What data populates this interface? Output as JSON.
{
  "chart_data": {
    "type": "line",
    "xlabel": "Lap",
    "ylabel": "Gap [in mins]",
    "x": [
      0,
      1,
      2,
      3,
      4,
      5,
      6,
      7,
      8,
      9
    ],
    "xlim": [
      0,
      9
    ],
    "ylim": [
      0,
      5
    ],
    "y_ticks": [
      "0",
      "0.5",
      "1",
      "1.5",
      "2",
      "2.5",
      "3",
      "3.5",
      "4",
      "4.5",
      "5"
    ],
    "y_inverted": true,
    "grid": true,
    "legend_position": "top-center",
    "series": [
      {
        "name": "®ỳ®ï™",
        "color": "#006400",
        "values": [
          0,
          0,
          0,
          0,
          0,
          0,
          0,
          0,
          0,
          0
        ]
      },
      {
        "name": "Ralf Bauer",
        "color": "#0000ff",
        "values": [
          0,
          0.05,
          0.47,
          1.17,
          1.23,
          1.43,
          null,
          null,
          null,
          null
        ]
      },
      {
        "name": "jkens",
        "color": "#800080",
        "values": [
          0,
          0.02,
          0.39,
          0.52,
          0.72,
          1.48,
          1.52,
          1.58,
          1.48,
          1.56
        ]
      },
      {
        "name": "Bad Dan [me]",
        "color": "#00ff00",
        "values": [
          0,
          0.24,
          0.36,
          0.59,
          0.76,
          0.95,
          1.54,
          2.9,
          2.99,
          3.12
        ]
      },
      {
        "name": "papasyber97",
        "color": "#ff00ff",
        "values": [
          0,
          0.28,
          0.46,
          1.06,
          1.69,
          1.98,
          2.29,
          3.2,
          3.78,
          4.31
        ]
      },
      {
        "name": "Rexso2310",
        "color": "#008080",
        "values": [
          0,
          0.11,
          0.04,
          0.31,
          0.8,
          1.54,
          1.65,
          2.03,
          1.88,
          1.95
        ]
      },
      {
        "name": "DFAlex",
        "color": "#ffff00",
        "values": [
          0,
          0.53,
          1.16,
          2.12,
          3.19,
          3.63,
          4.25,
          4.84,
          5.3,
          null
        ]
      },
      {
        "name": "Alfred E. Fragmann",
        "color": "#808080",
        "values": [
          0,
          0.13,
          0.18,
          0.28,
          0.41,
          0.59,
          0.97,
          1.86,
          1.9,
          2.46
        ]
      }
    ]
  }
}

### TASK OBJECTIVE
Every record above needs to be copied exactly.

### SOLUTION FOR THIS EXERCISE
What data populates this interface? Output as JSON.
{
  "chart_data": {
    "type": "line",
    "xlabel": "Lap",
    "ylabel": "Gap [in mins]",
    "x": [
      0,
      1,
      2,
      3,
      4,
      5,
      6,
      7,
      8,
      9
    ],
    "xlim": [
      0,
      9
    ],
    "ylim": [
      0,
      5
    ],
    "y_ticks": [
      "0",
      "0.5",
      "1",
      "1.5",
      "2",
      "2.5",
      "3",
      "3.5",
      "4",
      "4.5",
      "5"
    ],
    "y_inverted": true,
    "grid": true,
    "legend_position": "top-center",
    "series": [
      {
        "name": "®ỳ®ï™",
        "color": "#006400",
        "values": [
          0,
          0,
          0,
          0,
          0,
          0,
          0,
          0,
          0,
          0
        ]
      },
      {
        "name": "Ralf Bauer",
        "color": "#0000ff",
        "values": [
          0,
          0.05,
          0.47,
          1.17,
          1.23,
          1.43,
          null,
          null,
          null,
          null
        ]
      },
      {
        "name": "jkens",
        "color": "#800080",
        "values": [
          0,
          0.02,
          0.39,
          0.52,
          0.72,
          1.48,
          1.52,
          1.58,
          1.48,
          1.56
        ]
      },
      {
        "name": "Bad Dan [me]",
        "color": "#00ff00",
        "values": [
          0,
          0.24,
          0.36,
          0.59,
          0.76,
          0.95,
          1.54,
          2.9,
          2.99,
          3.12
        ]
      },
      {
        "name": "papasyber97",
        "color": "#ff00ff",
        "values": [
          0,
          0.28,
          0.46,
          1.06,
          1.69,
          1.98,
          2.29,
          3.2,
          3.78,
          4.31
        ]
      },
      {
        "name": "Rexso2310",
        "color": "#008080",
        "values": [
          0,
          0.11,
          0.04,
          0.31,
          0.8,
          1.54,
          1.65,
          2.03,
          1.88,
          1.95
        ]
      },
      {
        "name": "DFAlex",
        "color": "#ffff00",
        "values": [
          0,
          0.53,
          1.16,
          2.12,
          3.19,
          3.63,
          4.25,
          4.84,
          5.3,
          null
        ]
      },
      {
        "name": "Alfred E. Fragmann",
        "color": "#808080",
        "values": [
          0,
          0.13,
          0.18,
          0.28,
          0.41,
          0.59,
          0.97,
          1.86,
          1.9,
          2.46
        ]
      }
    ]
  }
}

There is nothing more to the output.